A device contacts the DNS server when it wants to access a particular domain. The DNS server is like the phone book of the Internet, resolving domain names (such as www.cybernews.com) to IP addresses.

“Although you got the DNS queries fact true, the actual tracking problem is 10 times or more bigger. Why? Because of DNS caching on a device, and the time to live (TTL) of those records on a device,” Daniel Trahtemberg, Vice President of Product at ReasonLabs, a cybersecurity firm, said to me after the reports.

He explains that the phone or any internet-connected device sends a DNS request only after the “time-to-live” or the previous request has expired.

“One DNS request may equal 5, 10, 20, or more actual API calls to the service endpoints,” Trahtemberg said.

For example, when you use an app for tracking routes or maps, it may contact a server every second, updating the location of the device. When it needs to resolve the domain name, it checks the local cache, and only a single actual DNS request will be made every 5 or 10 minutes, depending on the TTL of the specific domain.

The IP address revalidation time also depends on the DNS server, as Google, Cloudflare, or others may have different TTLs set for each domain.

Usually, DNS servers try to keep TTL under 300 seconds (5 minutes) to ensure the records are quickly updated in case of disaster recovery or other reasons. However, the time could be much longer. For example, the twitter.com domain revalidates the IP address every 22-30 minutes, depending on the DNS server, and there is no publicly documented maximum time for iOS.

Longer than one-hour TTLs are possible for stable backend operations, where IPs do not change as often.

So, if your phone makes more than 100 DNS queries each hour, it could access the corresponding servers thousands of times per hour.

But why would you care?

Neither the number of domains your phone accesses nor the frequency of those connections tell what is being sent back and forth.

The domains may not necessarily be tracking your data, but the likelihood increases with each service you use. An app may contact the domain to deliver content such as video or music streaming, social network feed or gameplay, access email, sync photos, and other data, or other.

However, you may notice that some apps connect to the same servers from Google or other companies. Each time the app connects to a server, it can potentially send your device telemetrics, including location, personal data about you, or usage patterns.

Many data brokers may use that data for behavior profiling, analytics, and advertising, and it may also be sold to third parties. Commercial spyware, such as Pegasus, used to track journalists, political dissidents, and others, could be delivered via ad networks or other legitimate infrastructure your apps rely on.

Here’s what Apple says in its App Privacy Report (APR) tool:

“The Most Contacted Domains section shows the domains contacted by all apps you use and by websites you visited in those apps.

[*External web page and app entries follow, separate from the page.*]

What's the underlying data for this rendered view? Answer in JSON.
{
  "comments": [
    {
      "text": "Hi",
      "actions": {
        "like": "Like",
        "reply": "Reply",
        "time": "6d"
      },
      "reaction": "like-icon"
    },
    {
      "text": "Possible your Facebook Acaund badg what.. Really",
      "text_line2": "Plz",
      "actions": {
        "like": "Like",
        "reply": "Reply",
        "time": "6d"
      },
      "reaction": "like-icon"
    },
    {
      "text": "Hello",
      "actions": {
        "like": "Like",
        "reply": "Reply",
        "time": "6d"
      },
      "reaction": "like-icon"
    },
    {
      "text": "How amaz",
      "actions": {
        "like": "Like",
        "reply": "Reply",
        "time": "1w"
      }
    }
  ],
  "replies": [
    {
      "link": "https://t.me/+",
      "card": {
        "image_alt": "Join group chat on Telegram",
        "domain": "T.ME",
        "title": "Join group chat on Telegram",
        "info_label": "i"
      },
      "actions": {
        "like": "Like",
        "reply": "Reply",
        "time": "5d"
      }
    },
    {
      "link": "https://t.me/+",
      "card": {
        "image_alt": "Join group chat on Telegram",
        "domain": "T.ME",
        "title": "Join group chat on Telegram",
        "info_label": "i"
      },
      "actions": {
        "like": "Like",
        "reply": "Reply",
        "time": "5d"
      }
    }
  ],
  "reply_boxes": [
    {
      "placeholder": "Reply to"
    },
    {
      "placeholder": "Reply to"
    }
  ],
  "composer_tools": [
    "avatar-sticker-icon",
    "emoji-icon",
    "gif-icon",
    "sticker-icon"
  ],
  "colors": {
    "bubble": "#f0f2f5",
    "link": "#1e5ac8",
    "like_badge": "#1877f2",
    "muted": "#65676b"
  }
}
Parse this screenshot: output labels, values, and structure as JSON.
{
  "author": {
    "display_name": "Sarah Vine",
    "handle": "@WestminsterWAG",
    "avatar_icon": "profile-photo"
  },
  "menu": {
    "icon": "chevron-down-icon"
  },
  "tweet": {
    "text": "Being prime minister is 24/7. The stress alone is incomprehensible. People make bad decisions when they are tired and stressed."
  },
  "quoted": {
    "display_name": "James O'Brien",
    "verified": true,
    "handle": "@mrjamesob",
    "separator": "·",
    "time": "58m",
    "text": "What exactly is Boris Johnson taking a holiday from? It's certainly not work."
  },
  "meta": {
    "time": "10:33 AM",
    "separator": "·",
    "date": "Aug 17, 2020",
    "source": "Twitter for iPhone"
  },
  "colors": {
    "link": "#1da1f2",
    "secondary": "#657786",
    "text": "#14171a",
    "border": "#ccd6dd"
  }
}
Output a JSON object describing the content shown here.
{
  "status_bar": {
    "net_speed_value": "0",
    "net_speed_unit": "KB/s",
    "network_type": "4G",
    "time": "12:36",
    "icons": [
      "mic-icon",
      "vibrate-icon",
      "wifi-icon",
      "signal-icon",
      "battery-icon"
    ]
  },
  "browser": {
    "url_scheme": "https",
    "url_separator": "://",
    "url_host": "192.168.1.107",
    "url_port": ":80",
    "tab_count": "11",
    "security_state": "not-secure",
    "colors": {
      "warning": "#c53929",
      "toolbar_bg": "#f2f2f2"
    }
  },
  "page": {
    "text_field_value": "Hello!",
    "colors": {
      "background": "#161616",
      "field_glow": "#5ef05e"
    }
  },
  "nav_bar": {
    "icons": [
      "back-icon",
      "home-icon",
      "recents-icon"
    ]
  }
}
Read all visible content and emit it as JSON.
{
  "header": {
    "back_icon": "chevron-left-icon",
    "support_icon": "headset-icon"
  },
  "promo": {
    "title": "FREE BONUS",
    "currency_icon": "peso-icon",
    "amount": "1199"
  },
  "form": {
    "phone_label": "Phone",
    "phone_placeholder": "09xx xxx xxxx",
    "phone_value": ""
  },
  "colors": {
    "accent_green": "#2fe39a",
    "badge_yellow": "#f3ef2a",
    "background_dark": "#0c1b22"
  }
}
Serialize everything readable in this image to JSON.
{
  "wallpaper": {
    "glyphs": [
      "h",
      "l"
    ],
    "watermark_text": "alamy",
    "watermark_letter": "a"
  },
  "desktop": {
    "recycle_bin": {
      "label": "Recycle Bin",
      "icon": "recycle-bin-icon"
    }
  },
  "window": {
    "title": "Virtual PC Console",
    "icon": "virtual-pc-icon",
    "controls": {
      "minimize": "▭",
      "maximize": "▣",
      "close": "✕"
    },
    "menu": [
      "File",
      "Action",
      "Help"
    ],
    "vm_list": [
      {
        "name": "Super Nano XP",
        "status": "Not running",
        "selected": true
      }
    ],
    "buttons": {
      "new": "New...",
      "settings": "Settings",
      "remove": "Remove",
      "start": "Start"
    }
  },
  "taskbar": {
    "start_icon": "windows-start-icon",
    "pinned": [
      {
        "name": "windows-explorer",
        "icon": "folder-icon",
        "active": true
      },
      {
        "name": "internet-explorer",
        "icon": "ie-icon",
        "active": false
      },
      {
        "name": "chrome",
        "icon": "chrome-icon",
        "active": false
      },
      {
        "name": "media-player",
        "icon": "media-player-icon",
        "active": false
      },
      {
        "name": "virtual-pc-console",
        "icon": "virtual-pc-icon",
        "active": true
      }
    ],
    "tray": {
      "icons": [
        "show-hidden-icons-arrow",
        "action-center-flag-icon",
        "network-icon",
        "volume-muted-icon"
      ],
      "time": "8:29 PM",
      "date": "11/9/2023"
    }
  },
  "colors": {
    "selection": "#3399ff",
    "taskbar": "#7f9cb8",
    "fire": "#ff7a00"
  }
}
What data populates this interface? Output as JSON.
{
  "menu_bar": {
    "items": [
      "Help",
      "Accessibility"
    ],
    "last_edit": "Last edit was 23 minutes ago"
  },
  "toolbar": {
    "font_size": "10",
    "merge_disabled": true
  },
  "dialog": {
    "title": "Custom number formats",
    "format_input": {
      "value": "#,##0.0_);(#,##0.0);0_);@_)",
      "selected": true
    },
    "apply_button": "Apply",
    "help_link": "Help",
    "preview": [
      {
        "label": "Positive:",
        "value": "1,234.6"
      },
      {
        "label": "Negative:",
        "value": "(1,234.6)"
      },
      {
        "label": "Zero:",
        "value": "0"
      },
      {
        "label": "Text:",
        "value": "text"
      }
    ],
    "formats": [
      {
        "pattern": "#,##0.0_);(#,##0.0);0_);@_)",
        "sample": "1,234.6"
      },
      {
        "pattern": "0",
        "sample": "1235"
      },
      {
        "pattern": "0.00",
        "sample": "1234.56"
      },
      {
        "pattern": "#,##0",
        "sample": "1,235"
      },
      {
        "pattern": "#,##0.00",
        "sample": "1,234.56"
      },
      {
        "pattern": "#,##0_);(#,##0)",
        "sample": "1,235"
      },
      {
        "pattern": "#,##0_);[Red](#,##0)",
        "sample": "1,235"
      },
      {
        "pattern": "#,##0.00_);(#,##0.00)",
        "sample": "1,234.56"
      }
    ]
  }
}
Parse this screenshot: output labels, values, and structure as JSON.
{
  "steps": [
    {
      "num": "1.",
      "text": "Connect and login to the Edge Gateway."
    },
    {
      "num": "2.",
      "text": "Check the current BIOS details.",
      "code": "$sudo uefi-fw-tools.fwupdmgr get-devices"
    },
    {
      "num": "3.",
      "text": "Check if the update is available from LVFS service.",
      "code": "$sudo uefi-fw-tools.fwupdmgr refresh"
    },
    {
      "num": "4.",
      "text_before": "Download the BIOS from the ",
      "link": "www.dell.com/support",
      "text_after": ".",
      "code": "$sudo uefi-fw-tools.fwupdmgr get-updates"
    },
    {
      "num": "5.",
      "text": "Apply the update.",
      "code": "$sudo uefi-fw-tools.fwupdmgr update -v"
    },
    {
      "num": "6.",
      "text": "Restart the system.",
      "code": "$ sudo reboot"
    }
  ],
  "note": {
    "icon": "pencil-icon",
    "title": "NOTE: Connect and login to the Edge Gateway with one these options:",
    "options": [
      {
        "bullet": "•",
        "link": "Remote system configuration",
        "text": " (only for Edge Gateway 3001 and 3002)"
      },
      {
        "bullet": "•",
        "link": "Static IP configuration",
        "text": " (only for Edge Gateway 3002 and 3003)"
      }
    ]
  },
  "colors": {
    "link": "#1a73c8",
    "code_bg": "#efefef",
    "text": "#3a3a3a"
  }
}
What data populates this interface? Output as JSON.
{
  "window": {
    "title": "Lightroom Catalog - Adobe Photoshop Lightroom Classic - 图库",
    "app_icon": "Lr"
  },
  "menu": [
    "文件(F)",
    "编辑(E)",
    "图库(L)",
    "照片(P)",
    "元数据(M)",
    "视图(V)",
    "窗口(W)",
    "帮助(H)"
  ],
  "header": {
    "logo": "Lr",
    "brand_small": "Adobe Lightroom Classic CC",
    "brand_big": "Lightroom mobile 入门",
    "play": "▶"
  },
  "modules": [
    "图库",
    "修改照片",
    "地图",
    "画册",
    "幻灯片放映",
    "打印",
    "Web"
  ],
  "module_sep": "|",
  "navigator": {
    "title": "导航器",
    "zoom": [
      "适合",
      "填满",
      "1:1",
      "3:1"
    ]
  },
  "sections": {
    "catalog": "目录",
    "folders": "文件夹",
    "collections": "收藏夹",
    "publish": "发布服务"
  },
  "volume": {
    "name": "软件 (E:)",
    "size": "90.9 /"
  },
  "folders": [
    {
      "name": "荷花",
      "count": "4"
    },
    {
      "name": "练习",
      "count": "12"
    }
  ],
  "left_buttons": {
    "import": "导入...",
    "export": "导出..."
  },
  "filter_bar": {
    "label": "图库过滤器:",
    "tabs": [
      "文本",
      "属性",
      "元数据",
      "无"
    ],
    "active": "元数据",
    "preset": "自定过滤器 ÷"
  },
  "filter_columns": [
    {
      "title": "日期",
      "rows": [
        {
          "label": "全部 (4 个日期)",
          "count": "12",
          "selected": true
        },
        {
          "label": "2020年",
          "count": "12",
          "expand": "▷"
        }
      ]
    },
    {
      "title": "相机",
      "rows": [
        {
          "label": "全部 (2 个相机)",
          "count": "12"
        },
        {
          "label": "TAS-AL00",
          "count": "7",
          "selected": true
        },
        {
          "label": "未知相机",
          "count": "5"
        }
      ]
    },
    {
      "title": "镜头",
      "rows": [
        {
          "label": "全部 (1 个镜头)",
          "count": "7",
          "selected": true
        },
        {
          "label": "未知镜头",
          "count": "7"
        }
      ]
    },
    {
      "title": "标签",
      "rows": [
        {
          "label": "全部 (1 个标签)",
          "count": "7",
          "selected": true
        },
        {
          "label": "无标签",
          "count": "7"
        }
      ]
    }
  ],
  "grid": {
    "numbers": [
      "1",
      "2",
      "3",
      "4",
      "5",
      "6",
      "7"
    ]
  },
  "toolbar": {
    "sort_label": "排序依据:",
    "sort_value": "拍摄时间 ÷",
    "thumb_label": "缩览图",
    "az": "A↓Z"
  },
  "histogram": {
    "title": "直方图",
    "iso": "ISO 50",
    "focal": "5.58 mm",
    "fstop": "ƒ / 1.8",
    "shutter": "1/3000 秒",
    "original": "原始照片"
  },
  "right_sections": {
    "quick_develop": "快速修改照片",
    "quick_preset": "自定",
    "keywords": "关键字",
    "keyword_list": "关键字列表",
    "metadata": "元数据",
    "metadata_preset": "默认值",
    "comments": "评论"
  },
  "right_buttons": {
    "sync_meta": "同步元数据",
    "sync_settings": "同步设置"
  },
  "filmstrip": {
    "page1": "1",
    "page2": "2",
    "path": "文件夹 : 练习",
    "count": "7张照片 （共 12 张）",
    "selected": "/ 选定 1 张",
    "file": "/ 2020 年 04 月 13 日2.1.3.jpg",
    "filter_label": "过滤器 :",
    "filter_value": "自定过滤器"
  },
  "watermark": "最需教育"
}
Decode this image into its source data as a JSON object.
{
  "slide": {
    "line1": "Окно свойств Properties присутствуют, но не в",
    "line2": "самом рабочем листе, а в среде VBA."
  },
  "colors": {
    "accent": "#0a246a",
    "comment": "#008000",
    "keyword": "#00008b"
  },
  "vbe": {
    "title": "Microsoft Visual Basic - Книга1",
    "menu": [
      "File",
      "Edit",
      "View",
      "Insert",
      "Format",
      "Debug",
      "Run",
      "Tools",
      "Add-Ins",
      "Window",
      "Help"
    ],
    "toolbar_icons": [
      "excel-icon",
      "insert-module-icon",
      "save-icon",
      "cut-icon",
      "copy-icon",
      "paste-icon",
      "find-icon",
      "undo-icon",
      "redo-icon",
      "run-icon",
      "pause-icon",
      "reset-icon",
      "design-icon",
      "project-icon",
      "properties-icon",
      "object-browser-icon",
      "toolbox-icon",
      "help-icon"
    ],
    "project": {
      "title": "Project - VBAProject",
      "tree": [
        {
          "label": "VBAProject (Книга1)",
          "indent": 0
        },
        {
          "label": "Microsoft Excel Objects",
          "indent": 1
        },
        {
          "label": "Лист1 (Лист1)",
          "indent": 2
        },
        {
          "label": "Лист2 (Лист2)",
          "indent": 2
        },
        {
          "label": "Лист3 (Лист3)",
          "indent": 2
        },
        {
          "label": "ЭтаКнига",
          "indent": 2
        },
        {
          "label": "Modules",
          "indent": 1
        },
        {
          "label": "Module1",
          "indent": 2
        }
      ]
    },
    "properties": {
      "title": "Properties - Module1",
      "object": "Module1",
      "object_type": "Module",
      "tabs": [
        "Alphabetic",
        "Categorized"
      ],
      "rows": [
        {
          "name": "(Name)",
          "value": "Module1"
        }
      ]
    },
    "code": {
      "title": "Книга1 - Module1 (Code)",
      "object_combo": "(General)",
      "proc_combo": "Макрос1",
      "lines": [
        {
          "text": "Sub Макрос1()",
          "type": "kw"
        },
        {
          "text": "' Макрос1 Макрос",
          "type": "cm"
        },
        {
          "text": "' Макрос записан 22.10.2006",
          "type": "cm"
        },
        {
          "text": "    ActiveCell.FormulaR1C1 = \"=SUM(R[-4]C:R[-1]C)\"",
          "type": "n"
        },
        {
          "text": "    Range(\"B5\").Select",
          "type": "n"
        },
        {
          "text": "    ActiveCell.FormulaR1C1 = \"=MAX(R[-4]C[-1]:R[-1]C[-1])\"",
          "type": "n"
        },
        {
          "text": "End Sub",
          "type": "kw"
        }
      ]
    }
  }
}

APR identifies domains that are contacted by multiple apps because these domains may be collecting data about you from those apps and combining the data to create a profile about you, including for advertising purposes.”

James Milin-Ashmore, VPN expert at Independent Advisor, recommends checking privacy settings on the services you use. Most platforms provide privacy controls, allowing users to choose who sees posts and personal information and what can be accessed by third parties.

“It's good practice to review and adjust these settings at least every three to six months or whenever you notice changes in the platform's privacy options or features,” he said.

However, relying on the options the companies provide will not be enough if you want to filter all unwanted traffic. Those who are cautious about their privacy may consider using tools such as ad blockers and privacy-focused DNS filtering services, limiting app number and background activity to the minimum, and adding a VPN connection to hide the location and IP address.

Those who might be targeted by sophisticated state-sponsored actors and mercenary spyware can choose to use features such as the iPhone’s “Lockdown Mode,” which is supposed to protect devices against extremely sophisticated cyber-attacks.